The find was made near Russia’s scientific research station in East Antarctica. In the Nineties, scientists drilled down into this area to discover what is known as Lake Vostok. But their work stopped just short of hitting the water, due to concerns over spoiling what could be a “pristine” ecosystem, leaving a number of unanswered questions, Amazon Prime’s “Forbidden Mysteries” revealed.
Narrator David Taylor said in 2018: “In the Seventies, via airborne radar, Russia began to suspect that they had inadvertently built their base at the tip of a large sub-glacial lake.
“In the years since orbital radar mapping, combined with surface seismological measurements have confirmed that Lake Vostok, under two miles of solid ice, is the largest lake discovered in the last 100 years.
“Roughly the size of Lake Ontario, but much deeper in places, more than 3,000 feet, and about four times the volume.
“The lake, which is still liquid and not frozen, has been isolated under the ice sheets since anywhere from 13,000 to 14 million years ago, depending on who you talk to.
“The water in the lake, determined by surface thermal scans ranges from 10C to 18C, clearly indicating a subterranean heat source.”
Mr Taylor went on to detail exactly what they found in the drilled hole.
He continued: “In addition, the whole lake is covered by a sloping air dome several thousand feet high that’s formed from the hot water melting the overlying ice just above the lake surface.
“Core samples taken by the Russians have revealed the presence of microbes, nutrients and various gases like methane embedded in the clear refrozen lake water just above the dome.
“Such items are typical signatures of biological processes, the lake, therefore, has all the ingredients of an incredible scientific find – a completely isolated ecosystem, water, heat, respired gases and current biological activity.
READ MORE: Antarctica shock: Bizarre ‘heat source’ coming from three miles below ice revealed
“As the actual scope and composition of the lake became clear, NASA began to see it as an ideal testbed for its plans to drill through the ice and search the oceans of Jupiter’s moon Europa.”
The mission was cancelled over concerns of environmental contamination, but scans of the area since have revealed something more baffling.

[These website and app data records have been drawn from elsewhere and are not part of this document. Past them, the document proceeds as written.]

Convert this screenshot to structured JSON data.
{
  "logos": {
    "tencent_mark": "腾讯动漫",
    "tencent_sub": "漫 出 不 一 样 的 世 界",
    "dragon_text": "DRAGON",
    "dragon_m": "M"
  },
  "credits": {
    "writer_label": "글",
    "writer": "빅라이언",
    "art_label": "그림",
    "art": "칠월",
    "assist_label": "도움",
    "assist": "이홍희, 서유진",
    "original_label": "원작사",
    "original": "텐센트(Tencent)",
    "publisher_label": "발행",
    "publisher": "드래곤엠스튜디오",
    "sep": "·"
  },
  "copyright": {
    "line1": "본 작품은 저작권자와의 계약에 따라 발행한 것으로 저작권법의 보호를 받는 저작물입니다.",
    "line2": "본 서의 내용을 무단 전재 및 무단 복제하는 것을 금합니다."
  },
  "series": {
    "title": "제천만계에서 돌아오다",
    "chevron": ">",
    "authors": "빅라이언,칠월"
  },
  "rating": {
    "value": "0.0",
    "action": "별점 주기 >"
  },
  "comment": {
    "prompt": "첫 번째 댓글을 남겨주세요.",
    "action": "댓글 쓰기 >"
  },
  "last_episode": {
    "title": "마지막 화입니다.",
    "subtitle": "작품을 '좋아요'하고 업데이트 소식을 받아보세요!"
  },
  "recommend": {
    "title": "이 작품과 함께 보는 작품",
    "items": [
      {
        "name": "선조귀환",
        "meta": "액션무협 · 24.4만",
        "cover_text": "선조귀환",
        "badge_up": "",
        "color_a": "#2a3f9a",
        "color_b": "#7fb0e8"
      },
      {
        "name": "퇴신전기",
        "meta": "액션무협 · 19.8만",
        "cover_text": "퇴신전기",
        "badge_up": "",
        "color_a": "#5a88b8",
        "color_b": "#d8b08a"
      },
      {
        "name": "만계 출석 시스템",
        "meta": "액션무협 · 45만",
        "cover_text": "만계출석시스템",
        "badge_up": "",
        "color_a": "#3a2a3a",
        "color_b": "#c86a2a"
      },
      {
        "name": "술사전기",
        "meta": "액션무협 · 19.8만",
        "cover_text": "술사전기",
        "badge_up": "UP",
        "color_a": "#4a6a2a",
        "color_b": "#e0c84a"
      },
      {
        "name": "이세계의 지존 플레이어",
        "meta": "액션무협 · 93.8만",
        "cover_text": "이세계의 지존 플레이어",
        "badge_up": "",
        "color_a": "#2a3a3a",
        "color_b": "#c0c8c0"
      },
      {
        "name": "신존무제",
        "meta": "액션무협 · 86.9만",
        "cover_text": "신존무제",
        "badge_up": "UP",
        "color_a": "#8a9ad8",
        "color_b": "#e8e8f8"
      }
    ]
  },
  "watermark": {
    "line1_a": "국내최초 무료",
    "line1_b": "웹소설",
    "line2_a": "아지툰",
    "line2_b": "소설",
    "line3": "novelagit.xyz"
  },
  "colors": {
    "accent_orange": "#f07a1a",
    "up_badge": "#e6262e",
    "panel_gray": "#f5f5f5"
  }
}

Mr Taylor explained: “A team of scientists from Columbia University, working under the auspices of the National Science Foundation began a series of unprecedented low-altitude aerial surveys over Lake Vostok designed to chart gravitational magnetic and thermal activity under the ice.
“While doing so they made a stunning find.

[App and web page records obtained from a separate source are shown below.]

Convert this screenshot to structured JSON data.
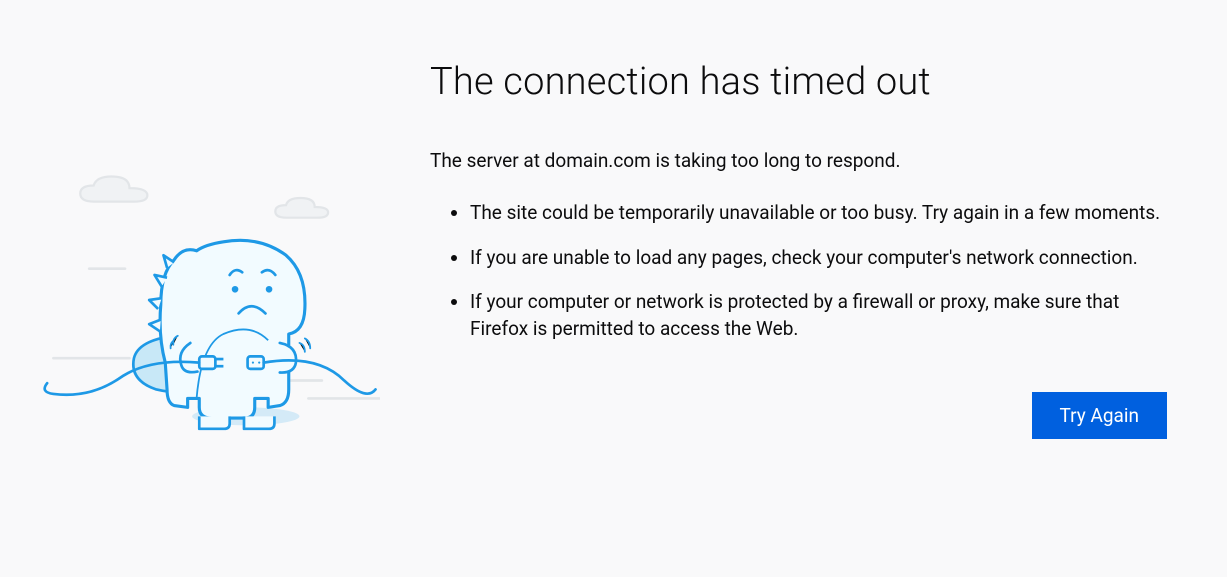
{
  "error": {
    "title": "The connection has timed out",
    "subtitle": "The server at domain.com is taking too long to respond.",
    "reasons": [
      "The site could be temporarily unavailable or too busy. Try again in a few moments.",
      "If you are unable to load any pages, check your computer's network connection.",
      "If your computer or network is protected by a firewall or proxy, make sure that Firefox is permitted to access the Web."
    ],
    "button_label": "Try Again"
  }
}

“A huge magnetic anomaly was discovered covering the entire southeast portion of the shore of the lake.
“This remarkable anomaly could not have of course been caused by natural processes.”
Scientists are still unsure of what the magnetic anomaly is.
Mr Taylor concluded: “One implausible possibility, voiced by Columbia’s Michael Studinger, is that the Earth’s crust near the lake is simply thinner under this section of the Antarctic having been stretched during the formation of the lakebed itself.